Select bibliography[edit]

  1. Buurri al Lamaab, a suburban village in the Sudan. Cornell studies in anthropology. Ithaca, N.Y.: Cornell University Press, 1964.
  2. The role of the horse in man's culture. London: J.A. Allen, 1980. ISBN 0-85131-329-9
  3. Culture: the human way. Calgary. Alta., Canada: Western Publishers, 1986. ISBN 0-919119-11-5
  4. People without Government: An Anthropology of Anarchy, rev. ed., Seattle: Left Bank Books, 1990. ISBN 0-939306-09-3.
  5. Culture and anarchism.
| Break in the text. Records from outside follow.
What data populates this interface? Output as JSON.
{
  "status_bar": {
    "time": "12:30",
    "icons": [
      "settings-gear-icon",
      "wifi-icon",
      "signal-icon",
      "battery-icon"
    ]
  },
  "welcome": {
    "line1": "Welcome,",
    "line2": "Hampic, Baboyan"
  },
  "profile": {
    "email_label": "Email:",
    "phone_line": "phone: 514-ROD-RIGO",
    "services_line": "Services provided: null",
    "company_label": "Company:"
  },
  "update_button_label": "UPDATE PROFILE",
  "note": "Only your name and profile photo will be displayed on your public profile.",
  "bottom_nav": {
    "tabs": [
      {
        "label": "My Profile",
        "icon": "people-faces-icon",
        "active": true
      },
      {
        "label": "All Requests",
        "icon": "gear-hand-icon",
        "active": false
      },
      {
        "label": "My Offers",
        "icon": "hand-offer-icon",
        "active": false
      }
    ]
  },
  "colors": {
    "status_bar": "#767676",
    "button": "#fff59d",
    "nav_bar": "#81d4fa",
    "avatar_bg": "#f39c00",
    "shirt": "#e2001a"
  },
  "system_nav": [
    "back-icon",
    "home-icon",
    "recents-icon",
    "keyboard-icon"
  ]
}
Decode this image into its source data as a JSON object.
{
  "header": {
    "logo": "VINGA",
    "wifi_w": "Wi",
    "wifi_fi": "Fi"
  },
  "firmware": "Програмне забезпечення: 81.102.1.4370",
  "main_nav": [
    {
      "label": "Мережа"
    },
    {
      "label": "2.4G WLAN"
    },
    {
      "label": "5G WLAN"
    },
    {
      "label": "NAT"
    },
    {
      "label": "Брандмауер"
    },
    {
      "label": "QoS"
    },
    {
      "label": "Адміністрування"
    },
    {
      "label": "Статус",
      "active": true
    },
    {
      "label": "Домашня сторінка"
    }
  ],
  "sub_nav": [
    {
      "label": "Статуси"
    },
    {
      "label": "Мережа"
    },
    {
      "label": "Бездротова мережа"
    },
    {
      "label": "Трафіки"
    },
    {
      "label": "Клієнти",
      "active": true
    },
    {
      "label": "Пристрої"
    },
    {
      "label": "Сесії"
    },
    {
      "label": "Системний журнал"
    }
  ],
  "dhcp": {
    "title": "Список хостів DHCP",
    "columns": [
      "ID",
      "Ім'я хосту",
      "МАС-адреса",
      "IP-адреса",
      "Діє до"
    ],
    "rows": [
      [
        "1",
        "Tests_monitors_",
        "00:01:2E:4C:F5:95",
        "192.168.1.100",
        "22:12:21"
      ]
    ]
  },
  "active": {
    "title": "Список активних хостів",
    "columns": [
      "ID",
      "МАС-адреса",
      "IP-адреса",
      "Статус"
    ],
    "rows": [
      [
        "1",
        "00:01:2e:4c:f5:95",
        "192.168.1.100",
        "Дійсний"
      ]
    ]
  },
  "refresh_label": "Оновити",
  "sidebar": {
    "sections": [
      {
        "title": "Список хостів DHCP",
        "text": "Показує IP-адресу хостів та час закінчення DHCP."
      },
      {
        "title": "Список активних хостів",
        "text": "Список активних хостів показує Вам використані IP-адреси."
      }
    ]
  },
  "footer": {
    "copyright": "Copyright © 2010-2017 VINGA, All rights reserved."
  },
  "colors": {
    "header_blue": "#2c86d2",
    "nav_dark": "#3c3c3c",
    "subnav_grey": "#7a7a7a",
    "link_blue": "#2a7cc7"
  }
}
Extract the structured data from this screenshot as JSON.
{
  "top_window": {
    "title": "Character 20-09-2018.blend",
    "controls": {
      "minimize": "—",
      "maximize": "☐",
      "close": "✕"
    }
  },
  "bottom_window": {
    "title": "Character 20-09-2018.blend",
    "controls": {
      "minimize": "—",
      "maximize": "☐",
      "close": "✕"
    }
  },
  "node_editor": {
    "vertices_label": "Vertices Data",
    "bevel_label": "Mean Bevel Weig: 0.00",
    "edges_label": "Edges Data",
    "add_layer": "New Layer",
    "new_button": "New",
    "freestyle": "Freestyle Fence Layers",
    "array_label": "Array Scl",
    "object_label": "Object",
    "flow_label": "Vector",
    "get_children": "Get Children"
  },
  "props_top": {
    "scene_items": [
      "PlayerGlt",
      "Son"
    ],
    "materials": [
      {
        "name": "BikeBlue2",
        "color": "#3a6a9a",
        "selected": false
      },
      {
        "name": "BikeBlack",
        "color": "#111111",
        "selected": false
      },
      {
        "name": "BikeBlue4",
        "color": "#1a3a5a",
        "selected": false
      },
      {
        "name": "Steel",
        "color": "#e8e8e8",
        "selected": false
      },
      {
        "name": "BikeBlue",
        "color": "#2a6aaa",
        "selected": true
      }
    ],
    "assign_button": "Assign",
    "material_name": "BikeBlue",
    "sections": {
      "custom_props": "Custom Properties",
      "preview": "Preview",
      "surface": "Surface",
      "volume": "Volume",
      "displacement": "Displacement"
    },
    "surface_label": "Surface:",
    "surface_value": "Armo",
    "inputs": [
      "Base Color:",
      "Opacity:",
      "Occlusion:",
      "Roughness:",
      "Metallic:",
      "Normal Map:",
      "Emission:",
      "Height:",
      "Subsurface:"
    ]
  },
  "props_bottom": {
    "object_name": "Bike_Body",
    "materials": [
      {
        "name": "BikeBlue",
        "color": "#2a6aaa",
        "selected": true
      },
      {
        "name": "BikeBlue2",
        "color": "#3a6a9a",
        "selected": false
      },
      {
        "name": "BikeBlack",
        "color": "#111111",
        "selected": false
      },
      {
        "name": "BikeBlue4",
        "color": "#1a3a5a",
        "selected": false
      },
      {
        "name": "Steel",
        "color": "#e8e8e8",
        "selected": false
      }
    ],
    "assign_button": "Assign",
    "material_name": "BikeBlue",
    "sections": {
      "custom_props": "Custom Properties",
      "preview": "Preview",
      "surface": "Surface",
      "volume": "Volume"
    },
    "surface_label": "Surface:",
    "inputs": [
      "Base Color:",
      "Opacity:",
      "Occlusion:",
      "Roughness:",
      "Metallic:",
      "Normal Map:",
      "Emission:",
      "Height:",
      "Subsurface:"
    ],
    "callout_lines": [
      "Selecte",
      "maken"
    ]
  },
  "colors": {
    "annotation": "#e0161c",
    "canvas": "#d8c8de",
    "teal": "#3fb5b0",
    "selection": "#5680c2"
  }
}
London: Freedom Press, 1997. ISBN 0-900384-84-0
  6. The state. London: Freedom Press, 2003. ISBN 1-904491-00-6
  7. Longing for Arcadia: memoirs of an anarcho-cynicalist anthropologist. Victoria, B.C.: Trafford, 2005. ISBN 1-4120-5679-9

References[edit]

  1. ^ Barclay, Harold (2005). Longing for Arcadia. Trafford Publishing. ISBN 978-1-4120-5679-3.